Record excerpts =>
--------------------

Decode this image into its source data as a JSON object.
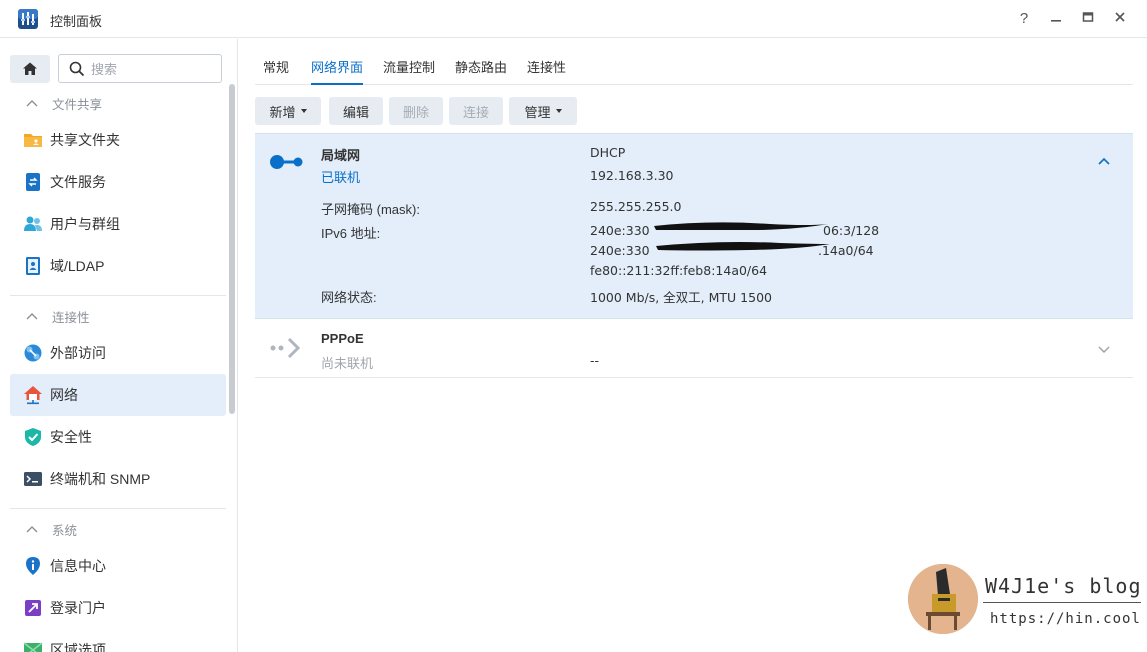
{
  "window": {
    "title": "控制面板",
    "help": "?",
    "minimize": "—",
    "maximize": "▭",
    "close": "✕"
  },
  "colors": {
    "accent": "#0a6fc8",
    "selected_bg": "#e3eefa",
    "button_bg": "#e6ecf2"
  },
  "sidebar": {
    "search_placeholder": "搜索",
    "groups": [
      {
        "label": "文件共享",
        "items": [
          {
            "label": "共享文件夹",
            "icon": "shared-folder-icon"
          },
          {
            "label": "文件服务",
            "icon": "file-services-icon"
          },
          {
            "label": "用户与群组",
            "icon": "users-group-icon"
          },
          {
            "label": "域/LDAP",
            "icon": "domain-ldap-icon"
          }
        ]
      },
      {
        "label": "连接性",
        "items": [
          {
            "label": "外部访问",
            "icon": "external-access-icon"
          },
          {
            "label": "网络",
            "icon": "network-house-icon",
            "active": true
          },
          {
            "label": "安全性",
            "icon": "security-shield-icon"
          },
          {
            "label": "终端机和 SNMP",
            "icon": "terminal-icon"
          }
        ]
      },
      {
        "label": "系统",
        "items": [
          {
            "label": "信息中心",
            "icon": "info-icon"
          },
          {
            "label": "登录门户",
            "icon": "login-portal-icon"
          },
          {
            "label": "区域选项",
            "icon": "regional-options-icon"
          }
        ]
      }
    ]
  },
  "tabs": [
    "常规",
    "网络界面",
    "流量控制",
    "静态路由",
    "连接性"
  ],
  "active_tab": 1,
  "toolbar": {
    "create": "新增",
    "edit": "编辑",
    "delete": "删除",
    "connect": "连接",
    "manage": "管理"
  },
  "interfaces": {
    "lan": {
      "name": "局域网",
      "status": "已联机",
      "mode": "DHCP",
      "ip": "192.168.3.30",
      "mask_label": "子网掩码 (mask):",
      "mask": "255.255.255.0",
      "ipv6_label": "IPv6 地址:",
      "ipv6_1": "240e:330",
      "ipv6_1_tail": "06:3/128",
      "ipv6_2": "240e:330",
      "ipv6_2_tail": ".14a0/64",
      "ipv6_3": "fe80::211:32ff:feb8:14a0/64",
      "net_status_label": "网络状态:",
      "net_status": "1000 Mb/s, 全双工, MTU 1500"
    },
    "pppoe": {
      "name": "PPPoE",
      "status": "尚未联机",
      "value": "--"
    }
  },
  "watermark": {
    "title": "W4J1e's blog",
    "url": "https://hin.cool"
  }
}
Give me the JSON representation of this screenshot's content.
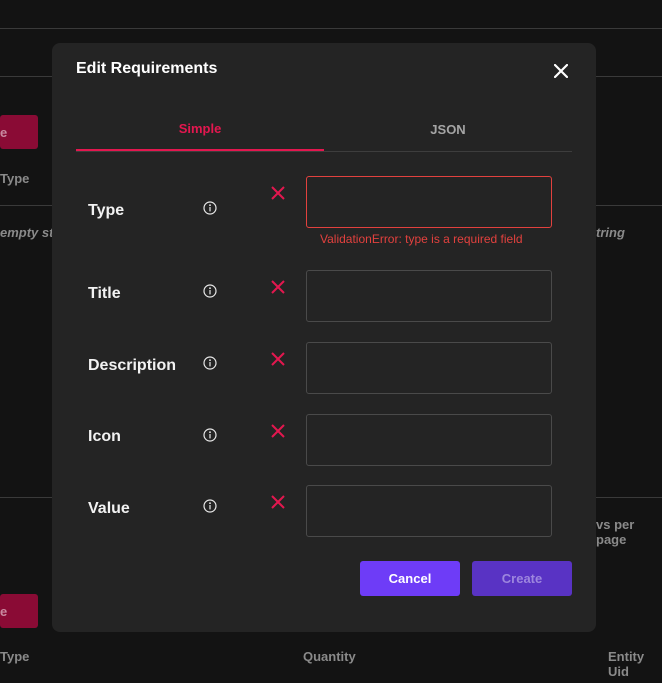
{
  "background": {
    "button_top_label": "e",
    "button_bottom_label": "e",
    "col_type_top": "Type",
    "empty_string_left": "empty str",
    "empty_string_right": "tring",
    "rows_per_page": "vs per page",
    "col_type_bottom": "Type",
    "col_quantity": "Quantity",
    "col_entity_uid": "Entity Uid"
  },
  "dialog": {
    "title": "Edit Requirements",
    "close_icon": "close-icon",
    "tabs": [
      {
        "label": "Simple",
        "active": true
      },
      {
        "label": "JSON",
        "active": false
      }
    ],
    "fields": [
      {
        "label": "Type",
        "value": "",
        "error": "ValidationError: type is a required field"
      },
      {
        "label": "Title",
        "value": ""
      },
      {
        "label": "Description",
        "value": ""
      },
      {
        "label": "Icon",
        "value": ""
      },
      {
        "label": "Value",
        "value": ""
      }
    ],
    "cancel_label": "Cancel",
    "create_label": "Create"
  },
  "colors": {
    "accent": "#e3174f",
    "primary_button": "#6e3cf7",
    "error": "#e2413e",
    "dialog_bg": "#242424"
  }
}
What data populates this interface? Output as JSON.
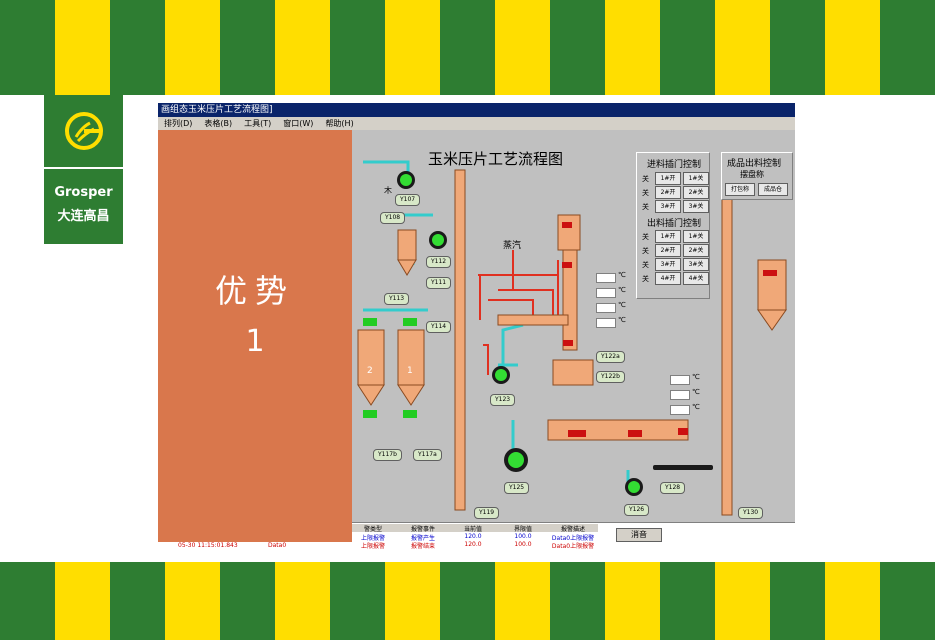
{
  "colors": {
    "stripe_green": "#2e7d32",
    "stripe_yellow": "#ffde00",
    "overlay": "#d9774c",
    "logo_bg": "#2e7d32",
    "pipe_cyan": "#33cccc",
    "pipe_red": "#e03020",
    "equip_orange": "#f0a878"
  },
  "logo": {
    "brand": "Grosper",
    "cn_name": "大连高昌",
    "icon": "grosper-g-icon"
  },
  "overlay": {
    "title": "优势",
    "number": "1"
  },
  "window": {
    "title": "画组态玉米压片工艺流程图]",
    "menu": [
      "排列(D)",
      "表格(B)",
      "工具(T)",
      "窗口(W)",
      "帮助(H)"
    ]
  },
  "flow": {
    "title": "玉米压片工艺流程图",
    "steam_label": "蒸汽",
    "wood_label": "木",
    "inlet_panel": {
      "title": "进料插门控制",
      "rows": [
        {
          "label": "关",
          "open": "1#开",
          "close": "1#关"
        },
        {
          "label": "关",
          "open": "2#开",
          "close": "2#关"
        },
        {
          "label": "关",
          "open": "3#开",
          "close": "3#关"
        }
      ]
    },
    "outlet_panel": {
      "title": "出料插门控制",
      "rows": [
        {
          "label": "关",
          "open": "1#开",
          "close": "1#关"
        },
        {
          "label": "关",
          "open": "2#开",
          "close": "2#关"
        },
        {
          "label": "关",
          "open": "3#开",
          "close": "3#关"
        },
        {
          "label": "关",
          "open": "4#开",
          "close": "4#关"
        }
      ]
    },
    "product_panel": {
      "title": "成品出料控制",
      "subtitle": "摆盘称",
      "buttons": [
        "打包称",
        "成品仓"
      ]
    },
    "silo_numbers": [
      "2",
      "1"
    ],
    "temp_unit": "℃",
    "tags": [
      "Y107",
      "Y108",
      "Y112",
      "Y111",
      "Y113",
      "Y114",
      "Y117b",
      "Y117a",
      "Y119",
      "Y122a",
      "Y122b",
      "Y123",
      "Y125",
      "Y126",
      "Y128",
      "Y130"
    ]
  },
  "alarm": {
    "headers": [
      "警类型",
      "报警事件",
      "当前值",
      "界限值",
      "报警描述"
    ],
    "rows": [
      [
        "上限报警",
        "报警产生",
        "120.0",
        "100.0",
        "Data0上限报警"
      ],
      [
        "上限报警",
        "报警结束",
        "120.0",
        "100.0",
        "Data0上限报警"
      ]
    ],
    "time_row": {
      "time": "05-30 11:15:01.843",
      "source": "Data0"
    },
    "mute_button": "消音"
  }
}
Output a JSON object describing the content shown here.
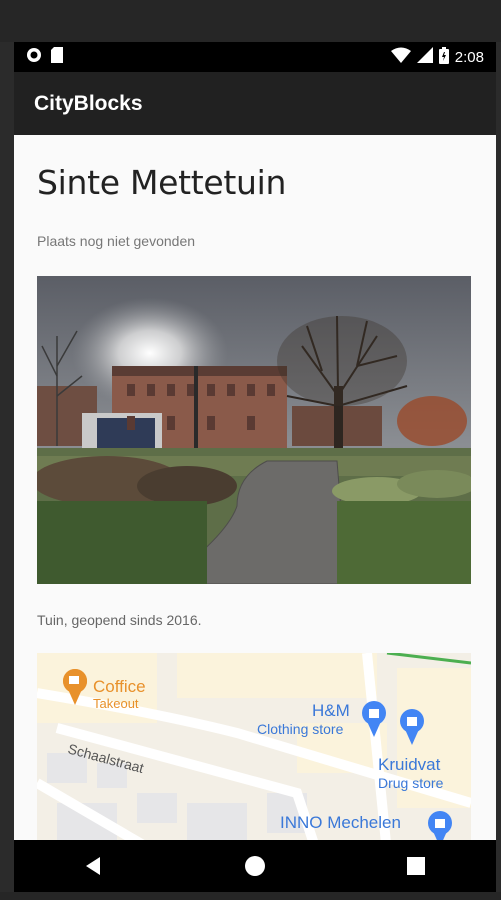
{
  "status_bar": {
    "time": "2:08",
    "left_icons": [
      "notification-circle-icon",
      "sd-card-icon"
    ],
    "right_icons": [
      "wifi-icon",
      "signal-icon",
      "battery-icon"
    ]
  },
  "app_bar": {
    "title": "CityBlocks"
  },
  "place": {
    "title": "Sinte Mettetuin",
    "status": "Plaats nog niet gevonden",
    "photo_icon": "garden-photo",
    "caption": "Tuin, geopend sinds 2016."
  },
  "map": {
    "pois": [
      {
        "name": "Coffice",
        "category": "Takeout",
        "icon": "coffee-pin-icon",
        "color": "#e8912b"
      },
      {
        "name": "H&M",
        "category": "Clothing store",
        "icon": "shopping-bag-pin-icon",
        "color": "#4285f4"
      },
      {
        "name": "Kruidvat",
        "category": "Drug store",
        "icon": "shopping-bag-pin-icon",
        "color": "#4285f4"
      },
      {
        "name": "INNO Mechelen",
        "category": "",
        "icon": "shopping-bag-pin-icon",
        "color": "#4285f4"
      }
    ],
    "street": "Schaalstraat"
  },
  "nav_bar": {
    "icons": [
      "back-icon",
      "home-icon",
      "recents-icon"
    ]
  }
}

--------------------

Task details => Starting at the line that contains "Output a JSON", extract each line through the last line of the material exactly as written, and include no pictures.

Your response =>
Output a JSON object describing the content shown here.
{
  "status_bar": {
    "time": "2:08",
    "left_icons": [
      "notification-circle-icon",
      "sd-card-icon"
    ],
    "right_icons": [
      "wifi-icon",
      "signal-icon",
      "battery-icon"
    ]
  },
  "app_bar": {
    "title": "CityBlocks"
  },
  "place": {
    "title": "Sinte Mettetuin",
    "status": "Plaats nog niet gevonden",
    "photo_icon": "garden-photo",
    "caption": "Tuin, geopend sinds 2016."
  },
  "map": {
    "pois": [
      {
        "name": "Coffice",
        "category": "Takeout",
        "icon": "coffee-pin-icon",
        "color": "#e8912b"
      },
      {
        "name": "H&M",
        "category": "Clothing store",
        "icon": "shopping-bag-pin-icon",
        "color": "#4285f4"
      },
      {
        "name": "Kruidvat",
        "category": "Drug store",
        "icon": "shopping-bag-pin-icon",
        "color": "#4285f4"
      },
      {
        "name": "INNO Mechelen",
        "category": "",
        "icon": "shopping-bag-pin-icon",
        "color": "#4285f4"
      }
    ],
    "street": "Schaalstraat"
  },
  "nav_bar": {
    "icons": [
      "back-icon",
      "home-icon",
      "recents-icon"
    ]
  }
}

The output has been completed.